Or the predicament of media practitioners (especially field reporters) who are regularly clobbered and lately, shot at, for reporting the carnage that has become Museveni’s sixth bid for office. Editors must contend with phone calls from state operatives, Media Council and Communications Commission, urging them not to run stories pertaining state-sanctioned violence because it breaches “minimum broadcasting standards”—and a thinly veiled threat about withdrawing their broadcasting license should they not heed.
This is to say nothing about two especially unpopular amendments to the 1995 Constitution—one in 2005 and the other in 2017—whose effect was to distort the basic structure of the celebrated constitution by removing the two-terms limit to the presidency and the seventy-five-year cap for presidential candidates.
The glaring irony of this state of affairs is that it was its chief enforcer who, in the early years of his reign, traversed the country with flip charts and marker pens, explaining everything from Balance of Payments, to GDP and constitutionalism and the merits of inclusive government—relishing as he did, every opportunity to scoff at Idi Amin and founding President Milton Obote whom he labeled “swine.”
The same Ssaabalwanyi (Fighter of All Fighters) as he calls himself, has in our lifetimes mutated against whatever he said in public and wrote in books, not least in his autobiography “Sowing the Mustard Seed”, which decried tyranny and extolled the norms of Pan Africanism.
The co-conspirators of this protracted assault on the twin doctrines of the rule of law and separation of powers are predictably septuagenarian and beyond, even though its midwives are an assortment of youthful and middle-aged functionaries who see their security and personal advancement as contingent upon the perpetration of this unjust and unsustainable order.
From this state of affairs, three lessons stand out:
- Active citizens and functional political parties are the gatekeepers of democratic norms.
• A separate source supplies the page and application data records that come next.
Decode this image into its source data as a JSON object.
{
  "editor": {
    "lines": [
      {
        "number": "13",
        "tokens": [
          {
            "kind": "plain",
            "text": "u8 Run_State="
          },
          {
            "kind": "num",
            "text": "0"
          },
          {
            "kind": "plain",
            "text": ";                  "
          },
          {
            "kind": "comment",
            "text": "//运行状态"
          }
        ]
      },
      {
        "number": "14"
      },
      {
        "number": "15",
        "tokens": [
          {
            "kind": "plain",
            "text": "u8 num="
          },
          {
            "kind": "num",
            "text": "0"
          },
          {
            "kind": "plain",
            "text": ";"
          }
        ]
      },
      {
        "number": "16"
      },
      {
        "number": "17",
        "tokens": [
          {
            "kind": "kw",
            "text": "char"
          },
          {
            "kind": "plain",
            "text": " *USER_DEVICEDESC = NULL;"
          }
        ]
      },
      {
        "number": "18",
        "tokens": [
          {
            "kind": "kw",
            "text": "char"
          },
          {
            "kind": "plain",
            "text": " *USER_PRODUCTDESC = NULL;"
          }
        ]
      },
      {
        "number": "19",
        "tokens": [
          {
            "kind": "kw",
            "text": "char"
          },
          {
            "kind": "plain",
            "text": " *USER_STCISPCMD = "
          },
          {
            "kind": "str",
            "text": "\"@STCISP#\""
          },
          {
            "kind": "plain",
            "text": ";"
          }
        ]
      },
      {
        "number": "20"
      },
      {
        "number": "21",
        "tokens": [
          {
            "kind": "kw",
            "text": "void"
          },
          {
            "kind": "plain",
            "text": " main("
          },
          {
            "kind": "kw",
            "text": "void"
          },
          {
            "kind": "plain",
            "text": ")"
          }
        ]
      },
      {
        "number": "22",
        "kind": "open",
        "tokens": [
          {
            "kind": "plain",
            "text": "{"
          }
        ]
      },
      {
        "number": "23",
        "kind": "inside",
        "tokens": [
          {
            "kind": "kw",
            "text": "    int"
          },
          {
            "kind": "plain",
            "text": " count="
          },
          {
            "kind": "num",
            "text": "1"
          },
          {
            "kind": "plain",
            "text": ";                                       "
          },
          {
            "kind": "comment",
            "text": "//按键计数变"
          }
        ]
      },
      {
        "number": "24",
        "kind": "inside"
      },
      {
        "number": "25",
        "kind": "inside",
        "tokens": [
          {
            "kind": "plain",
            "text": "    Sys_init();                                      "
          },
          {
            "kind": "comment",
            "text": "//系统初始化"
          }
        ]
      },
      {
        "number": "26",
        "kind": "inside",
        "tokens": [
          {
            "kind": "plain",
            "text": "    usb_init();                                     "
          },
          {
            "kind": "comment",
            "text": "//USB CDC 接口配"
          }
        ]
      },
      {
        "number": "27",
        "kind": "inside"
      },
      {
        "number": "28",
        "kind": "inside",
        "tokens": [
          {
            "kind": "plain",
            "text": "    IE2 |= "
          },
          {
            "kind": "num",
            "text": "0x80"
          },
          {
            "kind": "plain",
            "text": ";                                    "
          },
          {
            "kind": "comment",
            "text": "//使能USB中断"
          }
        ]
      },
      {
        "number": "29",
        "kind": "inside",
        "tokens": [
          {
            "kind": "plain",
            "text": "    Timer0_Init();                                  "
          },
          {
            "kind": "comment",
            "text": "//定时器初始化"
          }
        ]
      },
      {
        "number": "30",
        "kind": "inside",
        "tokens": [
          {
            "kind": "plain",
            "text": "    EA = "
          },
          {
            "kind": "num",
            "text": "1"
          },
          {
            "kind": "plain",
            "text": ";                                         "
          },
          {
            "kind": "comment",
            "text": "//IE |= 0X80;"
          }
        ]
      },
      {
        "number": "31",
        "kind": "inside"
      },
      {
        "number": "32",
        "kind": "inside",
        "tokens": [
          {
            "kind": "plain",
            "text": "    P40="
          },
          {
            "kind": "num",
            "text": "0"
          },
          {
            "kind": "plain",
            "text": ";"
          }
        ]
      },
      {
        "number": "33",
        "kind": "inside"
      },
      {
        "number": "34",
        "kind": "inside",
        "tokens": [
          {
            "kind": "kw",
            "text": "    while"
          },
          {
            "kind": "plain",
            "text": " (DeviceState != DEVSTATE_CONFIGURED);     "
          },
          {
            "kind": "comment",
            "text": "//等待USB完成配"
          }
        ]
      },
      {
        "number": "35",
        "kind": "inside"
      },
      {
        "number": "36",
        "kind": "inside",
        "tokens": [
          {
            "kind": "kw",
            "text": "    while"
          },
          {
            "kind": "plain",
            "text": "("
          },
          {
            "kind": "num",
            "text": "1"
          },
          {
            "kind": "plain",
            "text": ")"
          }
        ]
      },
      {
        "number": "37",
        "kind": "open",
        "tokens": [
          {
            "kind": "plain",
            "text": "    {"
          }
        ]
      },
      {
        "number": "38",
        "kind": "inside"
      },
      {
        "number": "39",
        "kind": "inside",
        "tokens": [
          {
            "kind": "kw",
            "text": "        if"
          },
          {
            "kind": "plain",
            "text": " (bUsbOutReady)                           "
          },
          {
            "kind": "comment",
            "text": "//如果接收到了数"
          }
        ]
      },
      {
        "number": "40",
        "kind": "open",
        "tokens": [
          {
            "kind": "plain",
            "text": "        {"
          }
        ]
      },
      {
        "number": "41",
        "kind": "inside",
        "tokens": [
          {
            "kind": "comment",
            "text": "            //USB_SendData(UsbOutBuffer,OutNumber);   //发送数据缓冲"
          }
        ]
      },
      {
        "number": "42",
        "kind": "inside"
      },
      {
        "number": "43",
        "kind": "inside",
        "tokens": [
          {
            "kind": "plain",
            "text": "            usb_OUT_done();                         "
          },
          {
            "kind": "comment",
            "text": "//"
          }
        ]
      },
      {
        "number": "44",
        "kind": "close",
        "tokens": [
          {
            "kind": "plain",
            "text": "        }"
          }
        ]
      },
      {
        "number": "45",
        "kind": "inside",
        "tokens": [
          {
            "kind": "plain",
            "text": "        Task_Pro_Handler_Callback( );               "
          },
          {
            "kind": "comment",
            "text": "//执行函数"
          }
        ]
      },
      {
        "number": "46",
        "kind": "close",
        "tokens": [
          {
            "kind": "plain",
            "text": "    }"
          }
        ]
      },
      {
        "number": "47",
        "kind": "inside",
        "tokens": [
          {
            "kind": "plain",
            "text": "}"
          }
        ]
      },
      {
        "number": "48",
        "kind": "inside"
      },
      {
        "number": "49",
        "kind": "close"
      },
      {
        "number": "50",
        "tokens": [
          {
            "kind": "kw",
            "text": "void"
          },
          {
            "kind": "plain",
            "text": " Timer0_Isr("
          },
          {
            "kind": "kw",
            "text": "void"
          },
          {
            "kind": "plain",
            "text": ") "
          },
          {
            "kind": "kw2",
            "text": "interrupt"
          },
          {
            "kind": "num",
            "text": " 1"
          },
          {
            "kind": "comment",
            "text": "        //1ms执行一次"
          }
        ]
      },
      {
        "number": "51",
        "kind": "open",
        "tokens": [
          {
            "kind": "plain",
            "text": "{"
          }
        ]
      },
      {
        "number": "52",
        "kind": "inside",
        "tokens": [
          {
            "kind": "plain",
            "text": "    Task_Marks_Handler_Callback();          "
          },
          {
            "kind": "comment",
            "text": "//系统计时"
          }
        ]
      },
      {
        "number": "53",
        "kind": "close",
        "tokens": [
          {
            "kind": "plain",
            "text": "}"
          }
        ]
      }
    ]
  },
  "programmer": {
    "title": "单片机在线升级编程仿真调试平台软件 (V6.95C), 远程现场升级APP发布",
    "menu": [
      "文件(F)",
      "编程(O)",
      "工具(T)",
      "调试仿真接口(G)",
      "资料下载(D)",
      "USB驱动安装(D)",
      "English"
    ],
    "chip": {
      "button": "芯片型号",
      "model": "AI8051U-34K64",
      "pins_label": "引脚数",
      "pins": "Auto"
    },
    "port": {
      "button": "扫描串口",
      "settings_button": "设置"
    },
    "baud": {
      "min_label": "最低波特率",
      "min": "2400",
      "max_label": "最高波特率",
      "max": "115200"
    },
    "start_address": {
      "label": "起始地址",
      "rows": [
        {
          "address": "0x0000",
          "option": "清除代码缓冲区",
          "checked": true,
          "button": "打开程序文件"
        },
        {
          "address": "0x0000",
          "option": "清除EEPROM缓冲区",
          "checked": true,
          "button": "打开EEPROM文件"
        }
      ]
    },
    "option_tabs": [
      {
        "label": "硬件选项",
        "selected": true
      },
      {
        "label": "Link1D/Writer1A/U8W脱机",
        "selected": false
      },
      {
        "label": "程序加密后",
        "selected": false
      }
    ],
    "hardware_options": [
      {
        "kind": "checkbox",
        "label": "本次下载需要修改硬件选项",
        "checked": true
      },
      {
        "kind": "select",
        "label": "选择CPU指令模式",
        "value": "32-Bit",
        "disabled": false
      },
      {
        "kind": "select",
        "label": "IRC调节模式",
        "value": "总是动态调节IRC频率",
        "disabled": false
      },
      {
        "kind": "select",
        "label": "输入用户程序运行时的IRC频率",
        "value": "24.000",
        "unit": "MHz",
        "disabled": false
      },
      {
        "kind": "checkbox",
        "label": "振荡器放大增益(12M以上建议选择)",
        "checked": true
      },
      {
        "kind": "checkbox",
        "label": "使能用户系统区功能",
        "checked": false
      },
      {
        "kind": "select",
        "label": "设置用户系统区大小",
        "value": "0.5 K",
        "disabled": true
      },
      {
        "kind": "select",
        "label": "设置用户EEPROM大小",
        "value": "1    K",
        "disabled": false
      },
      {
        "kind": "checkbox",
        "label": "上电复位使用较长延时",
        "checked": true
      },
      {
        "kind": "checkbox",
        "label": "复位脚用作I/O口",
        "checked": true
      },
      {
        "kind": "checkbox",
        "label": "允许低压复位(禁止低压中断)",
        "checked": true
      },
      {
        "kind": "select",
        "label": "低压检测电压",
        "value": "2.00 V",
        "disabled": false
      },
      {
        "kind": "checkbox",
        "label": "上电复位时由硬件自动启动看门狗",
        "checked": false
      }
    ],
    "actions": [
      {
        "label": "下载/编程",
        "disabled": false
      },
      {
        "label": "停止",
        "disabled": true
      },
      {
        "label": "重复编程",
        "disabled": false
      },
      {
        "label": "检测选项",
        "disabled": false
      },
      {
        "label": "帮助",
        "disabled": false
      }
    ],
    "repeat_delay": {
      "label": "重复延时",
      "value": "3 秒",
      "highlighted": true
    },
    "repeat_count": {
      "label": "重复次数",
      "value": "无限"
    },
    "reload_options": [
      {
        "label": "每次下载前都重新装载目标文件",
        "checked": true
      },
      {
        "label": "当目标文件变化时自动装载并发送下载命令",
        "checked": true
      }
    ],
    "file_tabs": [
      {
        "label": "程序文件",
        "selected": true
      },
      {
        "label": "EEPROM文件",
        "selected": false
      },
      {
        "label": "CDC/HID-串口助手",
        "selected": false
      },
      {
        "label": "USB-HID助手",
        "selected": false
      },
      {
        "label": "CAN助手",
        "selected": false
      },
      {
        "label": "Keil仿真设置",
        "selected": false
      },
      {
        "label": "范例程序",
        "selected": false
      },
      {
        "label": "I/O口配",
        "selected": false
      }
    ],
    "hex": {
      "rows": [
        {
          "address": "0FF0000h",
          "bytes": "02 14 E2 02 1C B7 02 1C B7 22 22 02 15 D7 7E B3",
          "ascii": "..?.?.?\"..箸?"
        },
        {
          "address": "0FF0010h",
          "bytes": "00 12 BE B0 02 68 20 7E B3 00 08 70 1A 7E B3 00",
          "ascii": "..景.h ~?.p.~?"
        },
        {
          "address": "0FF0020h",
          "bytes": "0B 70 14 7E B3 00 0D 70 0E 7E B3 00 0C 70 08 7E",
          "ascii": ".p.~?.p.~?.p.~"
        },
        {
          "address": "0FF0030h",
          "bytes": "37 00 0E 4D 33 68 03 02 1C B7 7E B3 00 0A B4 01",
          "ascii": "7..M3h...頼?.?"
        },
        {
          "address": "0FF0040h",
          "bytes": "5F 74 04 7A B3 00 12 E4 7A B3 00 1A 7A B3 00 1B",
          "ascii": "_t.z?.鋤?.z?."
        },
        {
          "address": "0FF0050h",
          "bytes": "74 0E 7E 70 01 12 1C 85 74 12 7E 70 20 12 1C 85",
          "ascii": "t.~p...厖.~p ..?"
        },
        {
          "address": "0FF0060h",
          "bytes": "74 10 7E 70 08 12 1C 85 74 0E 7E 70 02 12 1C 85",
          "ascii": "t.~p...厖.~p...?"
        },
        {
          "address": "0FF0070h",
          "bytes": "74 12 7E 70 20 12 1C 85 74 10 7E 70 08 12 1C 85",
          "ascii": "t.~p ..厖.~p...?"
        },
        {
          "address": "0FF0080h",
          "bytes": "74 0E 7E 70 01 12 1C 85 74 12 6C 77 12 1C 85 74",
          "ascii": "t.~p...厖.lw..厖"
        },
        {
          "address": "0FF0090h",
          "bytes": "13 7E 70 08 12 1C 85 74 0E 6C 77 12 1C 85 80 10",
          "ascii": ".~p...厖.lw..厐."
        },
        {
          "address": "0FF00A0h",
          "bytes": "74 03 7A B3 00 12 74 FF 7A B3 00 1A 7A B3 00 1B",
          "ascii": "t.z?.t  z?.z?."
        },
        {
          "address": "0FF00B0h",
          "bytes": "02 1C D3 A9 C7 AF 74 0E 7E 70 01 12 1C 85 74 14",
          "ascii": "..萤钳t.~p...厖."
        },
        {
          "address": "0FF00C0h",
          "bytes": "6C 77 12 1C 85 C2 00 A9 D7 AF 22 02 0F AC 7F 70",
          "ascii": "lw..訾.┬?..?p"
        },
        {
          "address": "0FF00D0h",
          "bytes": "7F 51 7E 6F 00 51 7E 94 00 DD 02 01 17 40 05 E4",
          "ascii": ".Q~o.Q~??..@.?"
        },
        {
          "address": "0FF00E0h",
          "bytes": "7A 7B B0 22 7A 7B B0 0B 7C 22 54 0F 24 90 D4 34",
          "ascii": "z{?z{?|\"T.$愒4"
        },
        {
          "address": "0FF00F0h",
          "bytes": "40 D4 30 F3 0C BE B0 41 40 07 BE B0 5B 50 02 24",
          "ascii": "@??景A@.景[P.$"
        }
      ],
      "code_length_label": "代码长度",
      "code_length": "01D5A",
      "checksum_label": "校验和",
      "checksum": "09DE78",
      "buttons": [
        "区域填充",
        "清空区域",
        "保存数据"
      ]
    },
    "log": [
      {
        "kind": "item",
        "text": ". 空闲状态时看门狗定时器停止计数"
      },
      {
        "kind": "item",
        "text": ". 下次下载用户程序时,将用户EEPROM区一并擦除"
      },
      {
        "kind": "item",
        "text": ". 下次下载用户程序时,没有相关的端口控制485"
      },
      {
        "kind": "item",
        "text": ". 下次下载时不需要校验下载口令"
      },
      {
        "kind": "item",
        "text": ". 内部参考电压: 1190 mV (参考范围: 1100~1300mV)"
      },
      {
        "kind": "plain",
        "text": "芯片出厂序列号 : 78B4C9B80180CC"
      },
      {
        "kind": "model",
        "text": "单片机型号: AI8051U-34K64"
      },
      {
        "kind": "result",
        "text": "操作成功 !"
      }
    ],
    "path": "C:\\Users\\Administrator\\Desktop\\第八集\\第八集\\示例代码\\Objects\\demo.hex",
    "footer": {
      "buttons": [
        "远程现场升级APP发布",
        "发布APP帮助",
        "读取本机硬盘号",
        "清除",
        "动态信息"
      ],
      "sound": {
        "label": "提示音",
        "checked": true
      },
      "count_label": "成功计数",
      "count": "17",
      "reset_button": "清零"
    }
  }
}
Their absence or lack of courage creates a vacuum in which authoritarianism thrives.
- Democratisation is fragile and only as strong as the society’s willingness to practice and defend it.
- Finally, liberties and freedoms are not taken overnight. They are withdrawn in bits and pieces, and by the time one wakes up to the heist, incredible damage has been done. Thus, eternal vigilance is indeed the price of liberty.
With these learnings at the back of our minds, mobilization, and organization will be more effective in ways that prevent or help end the log jam and obstructed transition that has hamstrung Uganda’s progress on so many levels.
Yet for all my resolute opposition to Museveni’s dynastic rule, I agree with one of his most (in)famous reflections which when mentioned today gets him squirming and bristling: “the problem of Africa in general and Uganda in particular is not the people, but leaders who overstay in power.”
The author is a lawyer and consultant.